Our aim was to systematically review and meta-analyse longitudinal studies on antibiotic use and subsequent development of wheeze and/or asthma with regards to study quality, outcome measurement, reverse causation (RC; wheezing/asthma symptoms have caused prescription of antibiotics) and confounding by indication (CbI; respiratory tract infections leading to antibiotic use may be the underlying cause triggering asthma symptom development).

English-language papers and studies published before November 1, 2010 with longitudinal observational design were included. Study quality was assessed using the Newcastle-Ottawa scale.

We identified 21 longitudinal studies.

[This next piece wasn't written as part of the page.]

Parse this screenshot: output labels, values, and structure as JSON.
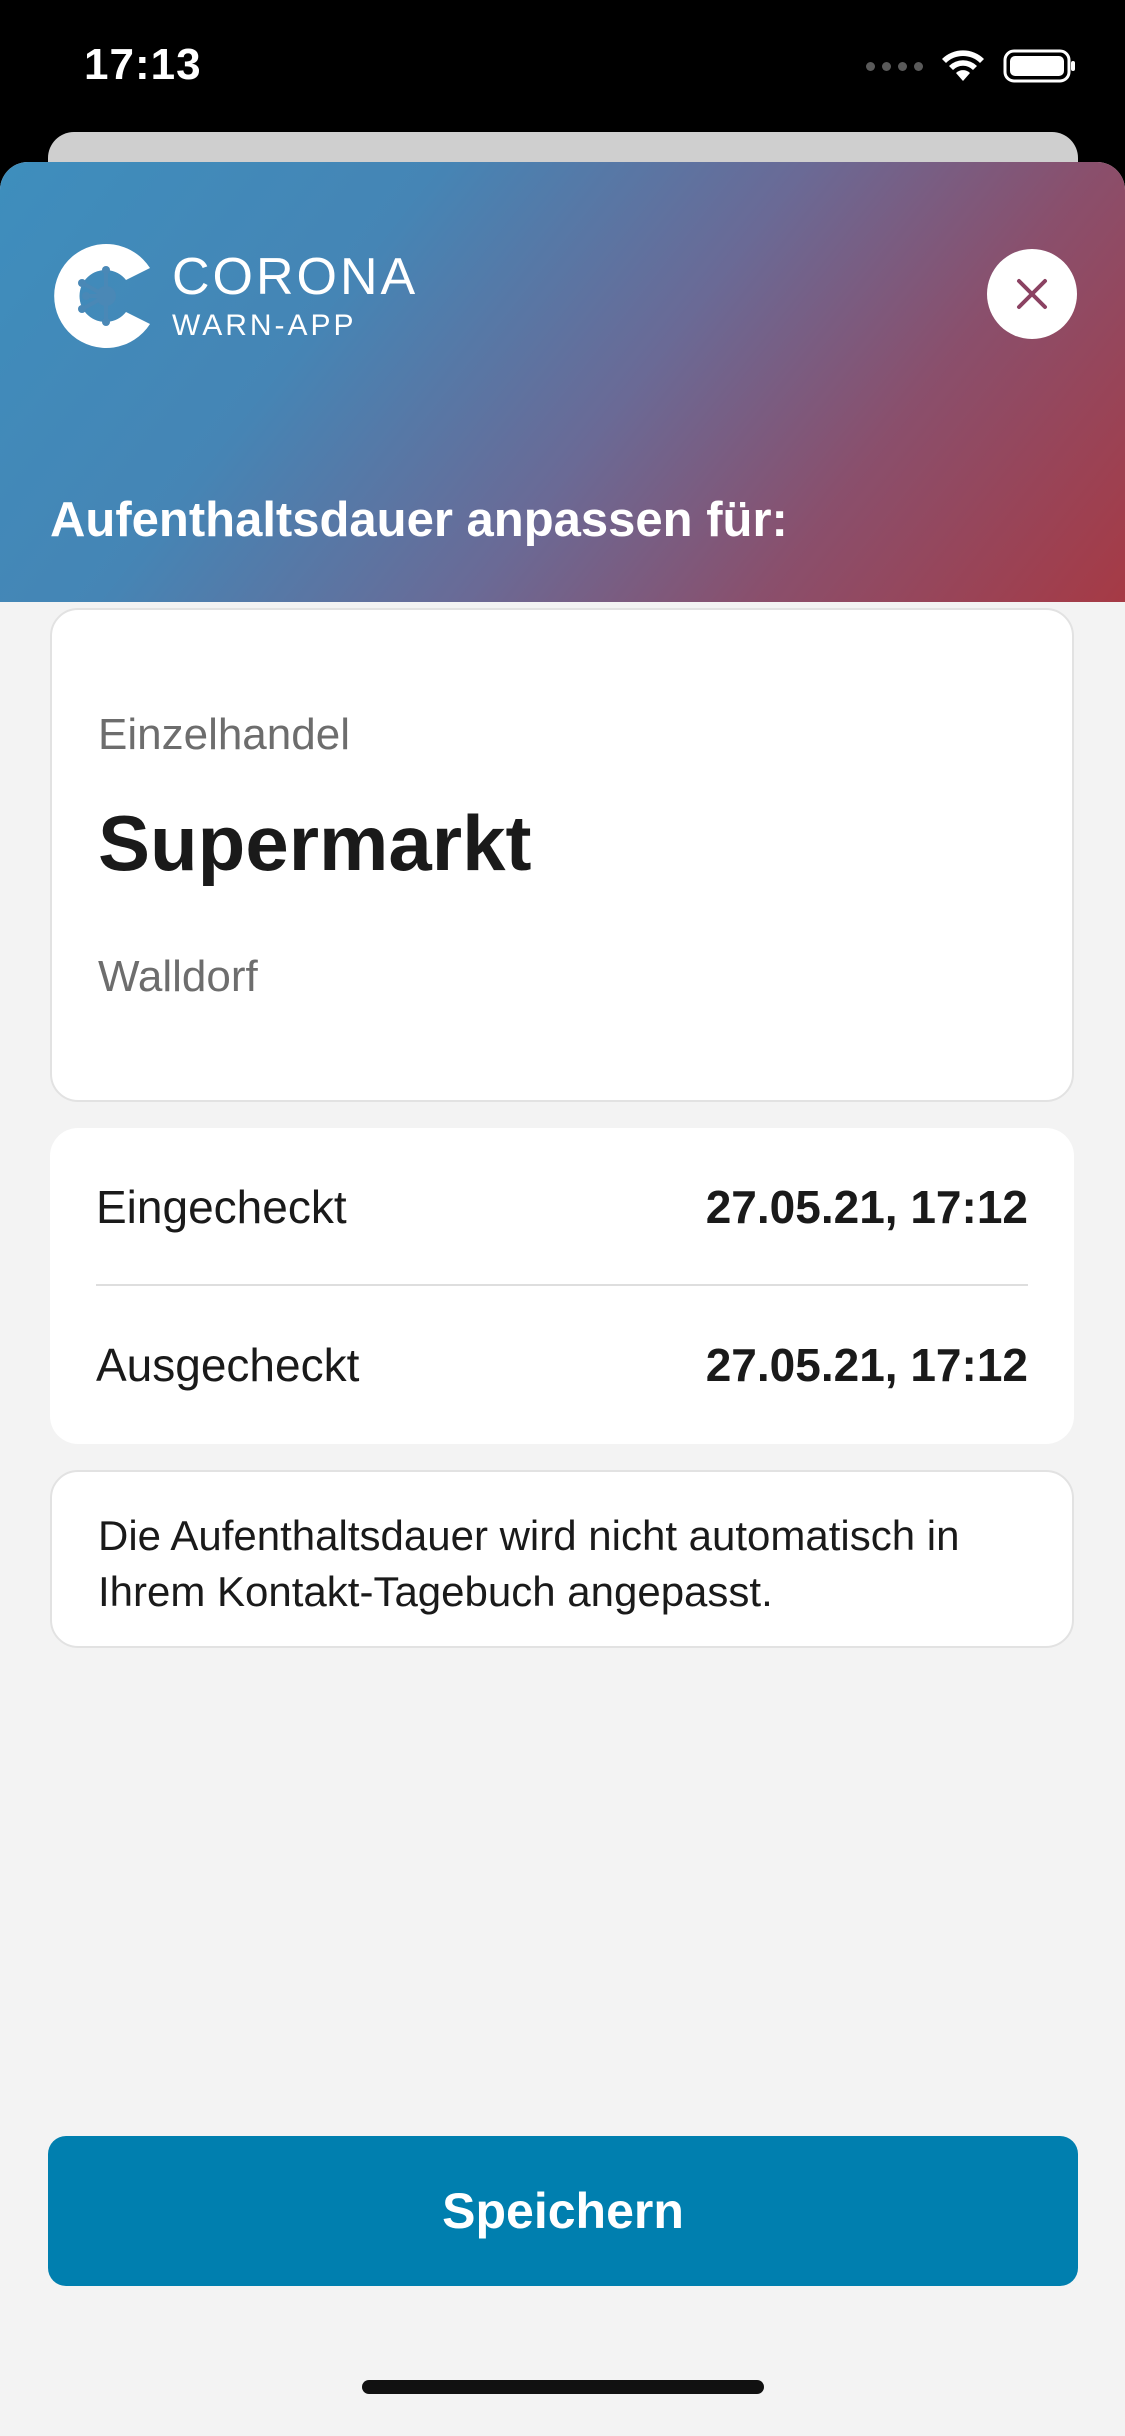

The effect of antibiotic use on wheeze/asthma risk varied between studies. 18 studies were eligible for meta-analysis showing pooled OR 1.27 (95% CI 1.12-1.43) for wheeze/asthma. When we eliminated studies with possible RC and CbI, the pooled risk estimate in the nine remaining studies was attenuated to OR 1.12 (95% CI 0.98-1.26). Definition of wheeze/asthma and age at follow-up differed between studies. Three studies focused on wheeze/asthma beyond 5-6 yrs of age with the presence of active symptoms and/or medication (pooled OR 1.08, 95% CI 0.93-1.23; dominated by one study).

RC and CbI lead to overestimation of the association between antibiotic use and subsequent development of wheeze/asthma. Association was weak when fully adjusted for these types of bias. Heterogeneity of disease definition between studies could affect the results.

Original languageEnglish
Pages (from-to)295-302
Number of pages8
JournalEuropean Respiratory Journal
Volume38
Issue number2
DOIs
Publication statusPublished - Aug 2011

Keywords

  • Allergy
  • antibiotics
  • asthma
  • breastfeeding
  • infant
  • meta-analysis
  • EARLY-LIFE EXPOSURE
  • ALLERGIC DISEASE
  • EARLY-CHILDHOOD
  • 1ST YEAR
  • SUBSEQUENT DEVELOPMENT
  • BIRTH COHORT
  • HAY-FEVER
  • FOLLOW-UP
  • ECZEMA
  • INFECTIONS

Cite this